# [Your task]
Each record below should be output verbatim, without pictures.

◆ ◆ ◆ ◆

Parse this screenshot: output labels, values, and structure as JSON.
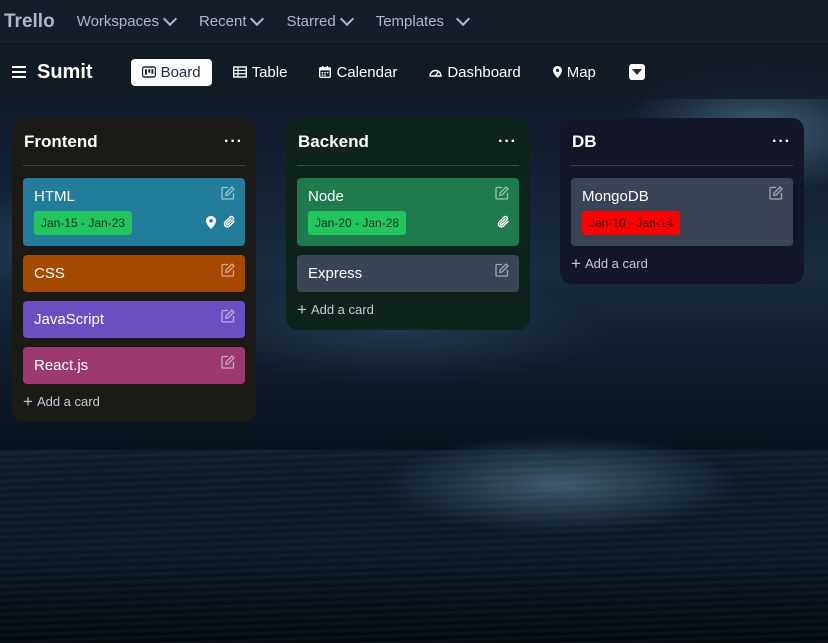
{
  "topnav": {
    "brand": "Trello",
    "items": [
      {
        "label": "Workspaces"
      },
      {
        "label": "Recent"
      },
      {
        "label": "Starred"
      },
      {
        "label": "Templates"
      }
    ]
  },
  "board": {
    "title": "Sumit",
    "views": [
      {
        "label": "Board",
        "icon": "board-icon",
        "active": true
      },
      {
        "label": "Table",
        "icon": "table-icon"
      },
      {
        "label": "Calendar",
        "icon": "calendar-icon"
      },
      {
        "label": "Dashboard",
        "icon": "dashboard-icon"
      },
      {
        "label": "Map",
        "icon": "map-pin-icon"
      }
    ]
  },
  "lists": [
    {
      "title": "Frontend",
      "menu": "···",
      "add_card": "Add a card",
      "bg": "#1b1a17",
      "cards": [
        {
          "title": "HTML",
          "color": "#227d9b",
          "dates": "Jan-15 - Jan-23",
          "date_color": "#22c55e",
          "date_text_color": "#14351f",
          "icons": [
            "location-icon",
            "attachment-icon"
          ]
        },
        {
          "title": "CSS",
          "color": "#a54800"
        },
        {
          "title": "JavaScript",
          "color": "#6a4fc0"
        },
        {
          "title": "React.js",
          "color": "#9c3a6e"
        }
      ]
    },
    {
      "title": "Backend",
      "menu": "···",
      "add_card": "Add a card",
      "bg": "#0e231c",
      "cards": [
        {
          "title": "Node",
          "color": "#1f7a4d",
          "dates": "Jan-20 - Jan-28",
          "date_color": "#22c55e",
          "date_text_color": "#14351f",
          "icons": [
            "attachment-icon"
          ]
        },
        {
          "title": "Express",
          "color": "#3a4454"
        }
      ]
    },
    {
      "title": "DB",
      "menu": "···",
      "add_card": "Add a card",
      "bg": "#121626",
      "cards": [
        {
          "title": "MongoDB",
          "color": "#3a4454",
          "dates": "Jan-10 - Jan-14",
          "date_color": "#ff0000",
          "date_text_color": "#3b0000"
        }
      ]
    }
  ]
}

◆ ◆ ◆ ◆

# [Output of the exercise]
Parse this screenshot: output labels, values, and structure as JSON.
{
  "topnav": {
    "brand": "Trello",
    "items": [
      {
        "label": "Workspaces"
      },
      {
        "label": "Recent"
      },
      {
        "label": "Starred"
      },
      {
        "label": "Templates"
      }
    ]
  },
  "board": {
    "title": "Sumit",
    "views": [
      {
        "label": "Board",
        "icon": "board-icon",
        "active": true
      },
      {
        "label": "Table",
        "icon": "table-icon"
      },
      {
        "label": "Calendar",
        "icon": "calendar-icon"
      },
      {
        "label": "Dashboard",
        "icon": "dashboard-icon"
      },
      {
        "label": "Map",
        "icon": "map-pin-icon"
      }
    ]
  },
  "lists": [
    {
      "title": "Frontend",
      "menu": "···",
      "add_card": "Add a card",
      "bg": "#1b1a17",
      "cards": [
        {
          "title": "HTML",
          "color": "#227d9b",
          "dates": "Jan-15 - Jan-23",
          "date_color": "#22c55e",
          "date_text_color": "#14351f",
          "icons": [
            "location-icon",
            "attachment-icon"
          ]
        },
        {
          "title": "CSS",
          "color": "#a54800"
        },
        {
          "title": "JavaScript",
          "color": "#6a4fc0"
        },
        {
          "title": "React.js",
          "color": "#9c3a6e"
        }
      ]
    },
    {
      "title": "Backend",
      "menu": "···",
      "add_card": "Add a card",
      "bg": "#0e231c",
      "cards": [
        {
          "title": "Node",
          "color": "#1f7a4d",
          "dates": "Jan-20 - Jan-28",
          "date_color": "#22c55e",
          "date_text_color": "#14351f",
          "icons": [
            "attachment-icon"
          ]
        },
        {
          "title": "Express",
          "color": "#3a4454"
        }
      ]
    },
    {
      "title": "DB",
      "menu": "···",
      "add_card": "Add a card",
      "bg": "#121626",
      "cards": [
        {
          "title": "MongoDB",
          "color": "#3a4454",
          "dates": "Jan-10 - Jan-14",
          "date_color": "#ff0000",
          "date_text_color": "#3b0000"
        }
      ]
    }
  ]
}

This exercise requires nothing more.